What I can tell you is that works of art are the only silver bullet we have against racism and sexism and hatred. Joe Biden happened to see Hamilton on the same day James Burrows was here. James Burrows directed every episode of Will & Grace, and remember when Biden went on Meet the Press and essentially said, "Yeah, gay people should get married"? He very openly credited Will & Grace with changing the temperature on how we discuss gays and lesbians in this country. It was great to see Jim Burrows and Joe Biden talk about that, and Jim thanked Biden and Biden thanked Jim because that was a piece of art changing the temperature of how we talked about a divisive issue. It sounds silly. It's a sitcom, but that doesn't make it not true. Art engenders empathy in a way that politics doesn't, and in a way that nothing else really does. Art creates change in people's hearts. But it happens slowly.
“The most hip-hop story I ever heard,” says Miranda (second from right) of Hamilton’s life. He took a bow with (from left) Leslie Odom Jr., Phillipa Soo and Christopher Jackson at the show’s Aug. 6 Broadway premiere. Photo credit: AP Images/Invision
How TV and Film Can Catch Up to 'Hamilton'
Emmy-winning OITNB casting director Jen Euston does her job the old-fashioned way — with curiosity and color.
'Orange Is the New Black,' Courtesy of Netflix
When I read the latest study about the lack of diversity in American movies by USC Annenberg's Media, Diversity & Social Change Initiative, I didn't bat an eye. How could any moviegoing American find these numbers shocking? Think about the last film you saw in a theater. Was the screen chock-full of women, minorities and homosexuals? Most casting directors aren't as fortunate as I have been, working with women showrunners like Jenji Kohan (Orange Is the New Black), Lena Dunham (Girls), Amy Schumer (Inside Amy Schumer) and Tina Fey (the pilot for Unbreakable Kimmy Schmidt). But they aren't the only people I've worked for, and I've seen how things work in the real world — the world of the USC study.

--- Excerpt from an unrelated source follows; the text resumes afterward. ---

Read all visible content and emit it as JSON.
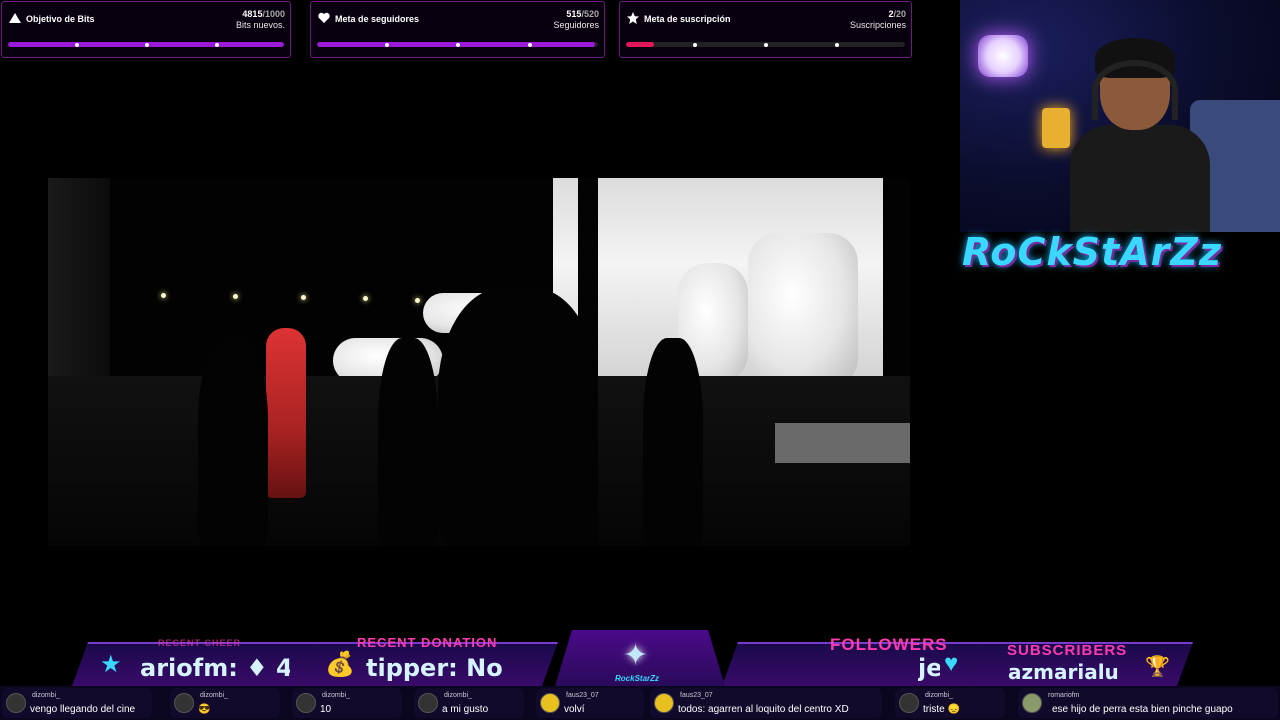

As casting directors, we're given a script where the world is laid out — usually a male-dominated, homogeneous, Caucasian one, exactly what that study reflects and what you're used to seeing on your TV. We make suggestions — to change the race or gender of certain characters and bring in an array of choices — and hope that our voices are heard. The irony for me is that as a child of the '70s and '80s, I devoured shows like Soap, The Jeffersons, Three's Company, What's Happening!!, All in the Family and Benson, comedies that offered diversity of all kinds and delivered some sort of life lesson. As a result, I felt more socially conscious than my peers who weren't allowed to watch the likes of Jack Tripper. A man pretending to be gay?! Or, in the case of Soap, a man who is openly gay?! Because these were what the eyes of my formative years saw, they are what the adult version of me aims to bring to the screen. I haven't lived the lives of the characters I'm given to flesh out, but that doesn't mean I can't cast the hell out of them and give our world a true reflection of itself through film and TV. Casting directors need brave execs, writers and directors to give us characters we can embody with all the beautiful underrepresented talent out there, waiting to be revealed. Just because the majority of creators aren't women, minorities or members of the LGBT community doesn't mean they can't tell those stories well, successfully and loudly. — Jen Euston